• The figure to the right shows a wheel with
angular acceleration ? ? 2 rad/s2.

Slide 4-103
47
The Sign of Angular Acceleration
• ? is positive if ? is increasing and ? is
counter-clockwise.
• ? is positive if ? is decreasing and ? is
clockwise.
• ? is negative if ? is increasing and ? is
clockwise.
• ? is negative if ? is decreasing and ? is
counter-clockwise.
• Pg 104 ()

Slide 4-104
48
QuickCheck 4.15
• The fan blade is slowing down. What are the
signs of ? and ??
• A. ? is positive and ? is positive.
• B. ? is positive and ? is negative.
• C. ? is negative and ? is positive.
• D. ? is negative and ? is negative.
• E. ? is positive and ? is zero.

Slide 4-105
49
QuickCheck 4.15
• The fan blade is slowing down.

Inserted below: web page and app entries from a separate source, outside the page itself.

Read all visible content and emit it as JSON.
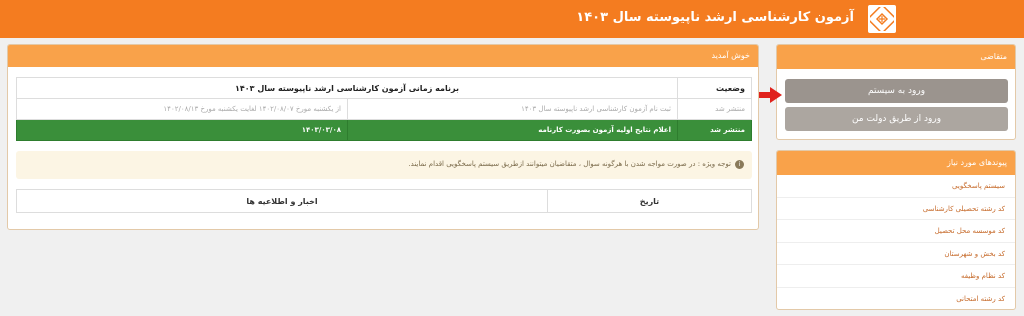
{
  "header": {
    "title": "آزمون کارشناسی ارشد ناپیوسته سال ۱۴۰۳",
    "bg_color": "#f47c20"
  },
  "login_panel": {
    "title": "متقاضی",
    "login_button": "ورود به سیستم",
    "dolat_button": "ورود از طریق دولت من"
  },
  "links_panel": {
    "title": "پیوندهای مورد نیاز",
    "items": [
      "سیستم پاسخگویی",
      "کد رشته تحصیلی کارشناسی",
      "کد موسسه محل تحصیل",
      "کد بخش و شهرستان",
      "کد نظام وظیفه",
      "کد رشته امتحانی"
    ]
  },
  "main_panel": {
    "title": "خوش آمدید",
    "schedule": {
      "header_status": "وضعیت",
      "header_title": "برنامه زمانی آزمون کارشناسی ارشد ناپیوسته سال ۱۴۰۳",
      "rows": [
        {
          "status": "منتشر شد",
          "title": "ثبت نام آزمون کارشناسی ارشد ناپیوسته سال ۱۴۰۳",
          "date": "از یکشنبه مورخ ۱۴۰۲/۰۸/۰۷ لغایت یکشنبه مورخ ۱۴۰۲/۰۸/۱۳",
          "active": false
        },
        {
          "status": "منتشر شد",
          "title": "اعلام نتایج اولیه آزمون بصورت کارنامه",
          "date": "۱۴۰۳/۰۳/۰۸",
          "active": true
        }
      ]
    },
    "notice": "توجه ویژه : در صورت مواجه شدن با هرگونه سوال ، متقاضیان میتوانند ازطریق سیستم پاسخگویی اقدام نمایند.",
    "news": {
      "col_date": "تاریخ",
      "col_news": "اخبار و اطلاعیه ها"
    }
  },
  "colors": {
    "accent": "#f47c20",
    "panel_head": "#f9a24a",
    "success": "#3a8f3a",
    "arrow": "#e0221c"
  }
}
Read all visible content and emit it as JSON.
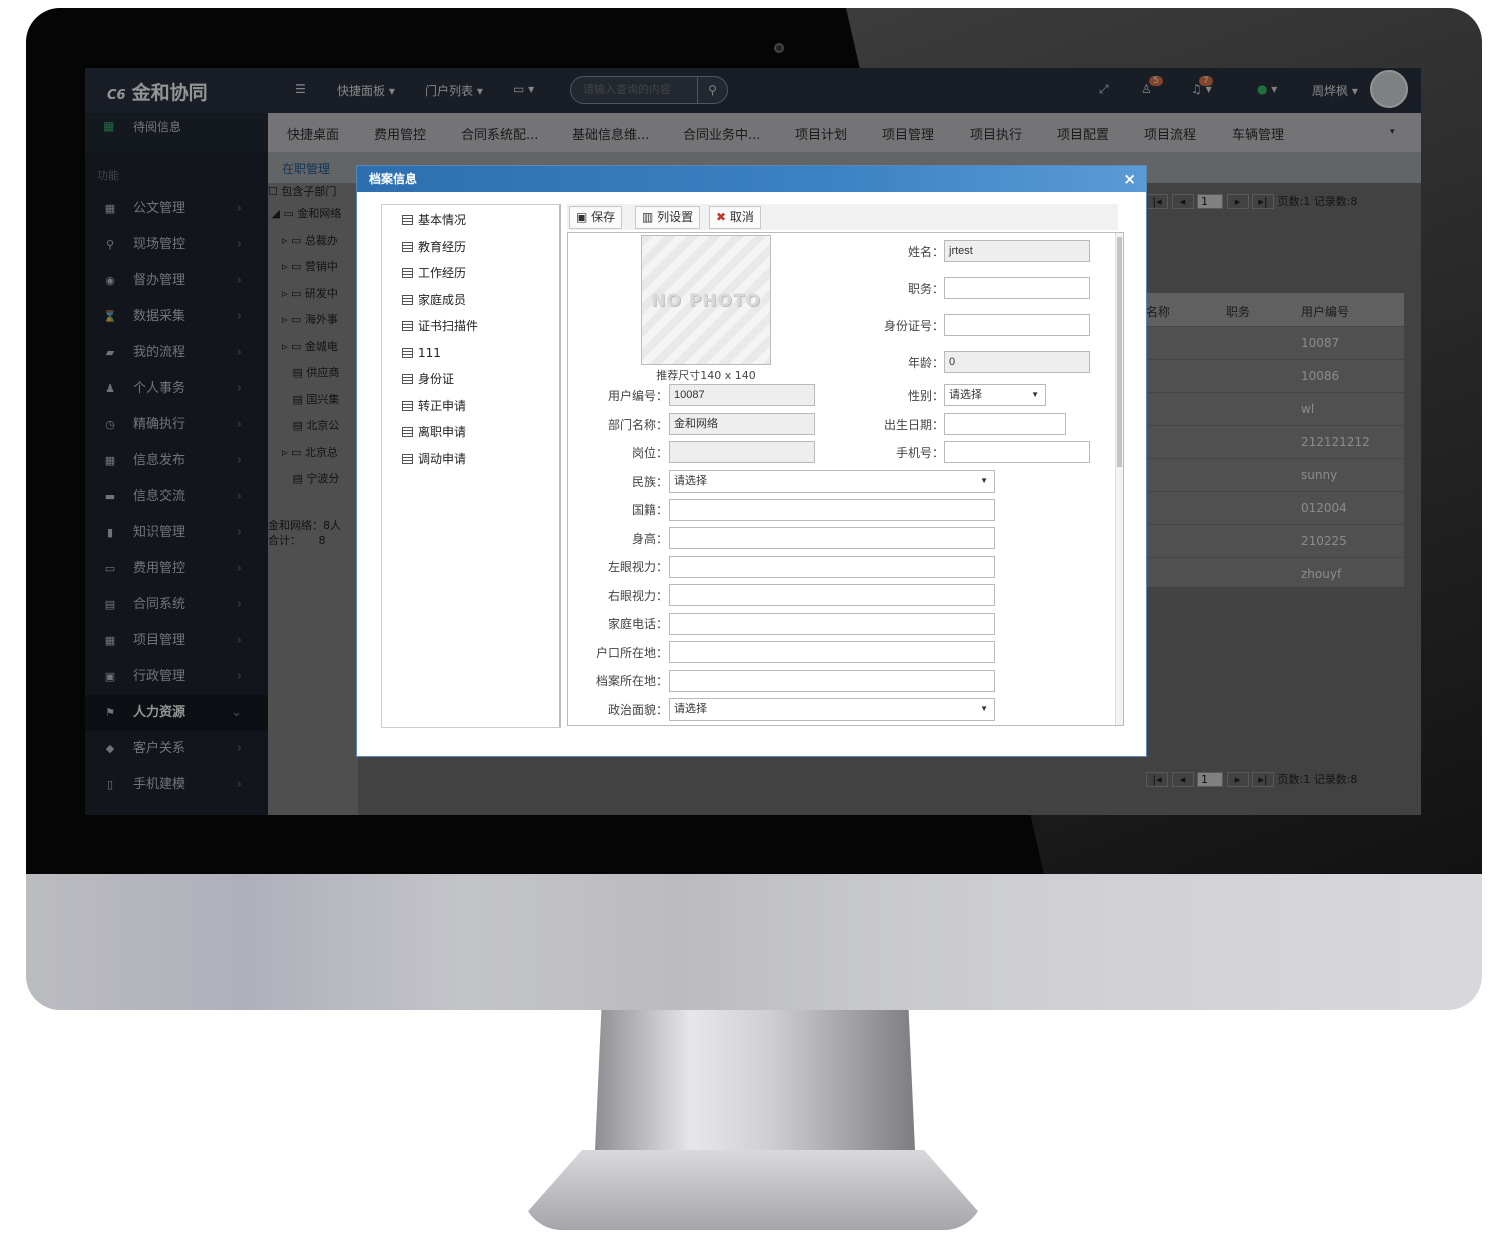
{
  "topbar": {
    "logo_mark": "C6",
    "app_name": "金和协同",
    "menu_icon": "menu-lines-icon",
    "quick_panel": "快捷面板",
    "portal_list": "门户列表",
    "search_placeholder": "请输入查询的内容",
    "notification_badge_1": "5",
    "notification_badge_2": "7",
    "user_name": "周烨枫"
  },
  "sidebar": {
    "pending_label": "待阅信息",
    "section_label": "功能",
    "items": [
      {
        "label": "公文管理",
        "icon": "document-icon"
      },
      {
        "label": "现场管控",
        "icon": "location-icon"
      },
      {
        "label": "督办管理",
        "icon": "eye-icon"
      },
      {
        "label": "数据采集",
        "icon": "hourglass-icon"
      },
      {
        "label": "我的流程",
        "icon": "folder-icon"
      },
      {
        "label": "个人事务",
        "icon": "user-icon"
      },
      {
        "label": "精确执行",
        "icon": "clock-icon"
      },
      {
        "label": "信息发布",
        "icon": "grid-icon"
      },
      {
        "label": "信息交流",
        "icon": "chat-icon"
      },
      {
        "label": "知识管理",
        "icon": "bookmark-icon"
      },
      {
        "label": "费用管控",
        "icon": "card-icon"
      },
      {
        "label": "合同系统",
        "icon": "contract-icon"
      },
      {
        "label": "项目管理",
        "icon": "calendar-icon"
      },
      {
        "label": "行政管理",
        "icon": "briefcase-icon"
      },
      {
        "label": "人力资源",
        "icon": "flag-icon",
        "active": true
      },
      {
        "label": "客户关系",
        "icon": "tags-icon"
      },
      {
        "label": "手机建模",
        "icon": "mobile-icon"
      }
    ]
  },
  "nav_tabs": [
    "快捷桌面",
    "费用管控",
    "合同系统配...",
    "基础信息维...",
    "合同业务中...",
    "项目计划",
    "项目管理",
    "项目执行",
    "项目配置",
    "项目流程",
    "车辆管理"
  ],
  "subnav": {
    "active": "在职管理"
  },
  "tree": {
    "include_sub": "包含子部门",
    "root": "金和网络",
    "nodes": [
      "总裁办",
      "营销中",
      "研发中",
      "海外事",
      "金城电",
      "供应商",
      "国兴集",
      "北京公",
      "北京总",
      "宁波分"
    ],
    "summary_1": "金和网络：8人",
    "summary_2": "合计：",
    "summary_total": "8"
  },
  "grid": {
    "headers": [
      "名称",
      "职务",
      "用户编号"
    ],
    "user_ids": [
      "10087",
      "10086",
      "wl",
      "212121212",
      "sunny",
      "012004",
      "210225",
      "zhouyf"
    ]
  },
  "pager": {
    "page": "1",
    "info": "页数:1 记录数:8"
  },
  "modal": {
    "title": "档案信息",
    "close": "×",
    "left_items": [
      "基本情况",
      "教育经历",
      "工作经历",
      "家庭成员",
      "证书扫描件",
      "111",
      "身份证",
      "转正申请",
      "离职申请",
      "调动申请"
    ],
    "toolbar": {
      "save": "保存",
      "columns": "列设置",
      "cancel": "取消"
    },
    "photo_placeholder": "NO PHOTO",
    "photo_hint": "推荐尺寸140 x 140",
    "fields": {
      "name_label": "姓名：",
      "name_value": "jrtest",
      "position_label": "职务：",
      "position_value": "",
      "id_label": "身份证号：",
      "id_value": "",
      "age_label": "年龄：",
      "age_value": "0",
      "user_no_label": "用户编号：",
      "user_no_value": "10087",
      "gender_label": "性别：",
      "gender_value": "请选择",
      "dept_label": "部门名称：",
      "dept_value": "金和网络",
      "birth_label": "出生日期：",
      "birth_value": "",
      "post_label": "岗位：",
      "post_value": "",
      "mobile_label": "手机号：",
      "mobile_value": "",
      "ethnic_label": "民族：",
      "ethnic_value": "请选择",
      "nationality_label": "国籍：",
      "height_label": "身高：",
      "left_eye_label": "左眼视力：",
      "right_eye_label": "右眼视力：",
      "home_phone_label": "家庭电话：",
      "hukou_label": "户口所在地：",
      "archive_label": "档案所在地：",
      "politics_label": "政治面貌：",
      "politics_value": "请选择"
    }
  }
}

What are the
signs of ? and ??
• A. ? is positive and ? is positive.
• B. ? is positive and ? is negative.
• C. ? is negative and ? is positive.
• D. ? is negative and ? is negative.
• E. ? is positive and ? is zero.

Slowing down means that ? and ? have opposite
signs, not that ? is negative
Slide 4-106
50
Example 4.14 Back to the Roulette Wheel
Slide 4-113
51
Example 4.14 Back to the Roulette Wheel
Slide 4-114
52
Acceleration in Nonuniform Circular Motion
• The particle in the figure is moving along a
circle and is speeding up.
• The centripetal acceleration is ar ? vt2/r, where
vt is the tangential speed.
• There is also a tangential acceleration at, which
is always tangent to the circle.
• The magnitude of the total acceleration is

Slide 4-115
53
Nonuniform Circular Motion
• A particle moves along a circle and may be
changing speed.
• The distance traveled along the circle is
related to ?
• The tangential velocity is related to the angular
velocity
• The tangential acceleration is related to the
angular acceleration

Slide 4-116
54
Chapter 4 Summary Slides
Slide 4-117
55
General Principles
Slide 4-118
56
General Principles
Slide 4-119
57
Important Concepts
Slide 4-120
58
Important Concepts
Slide 4-121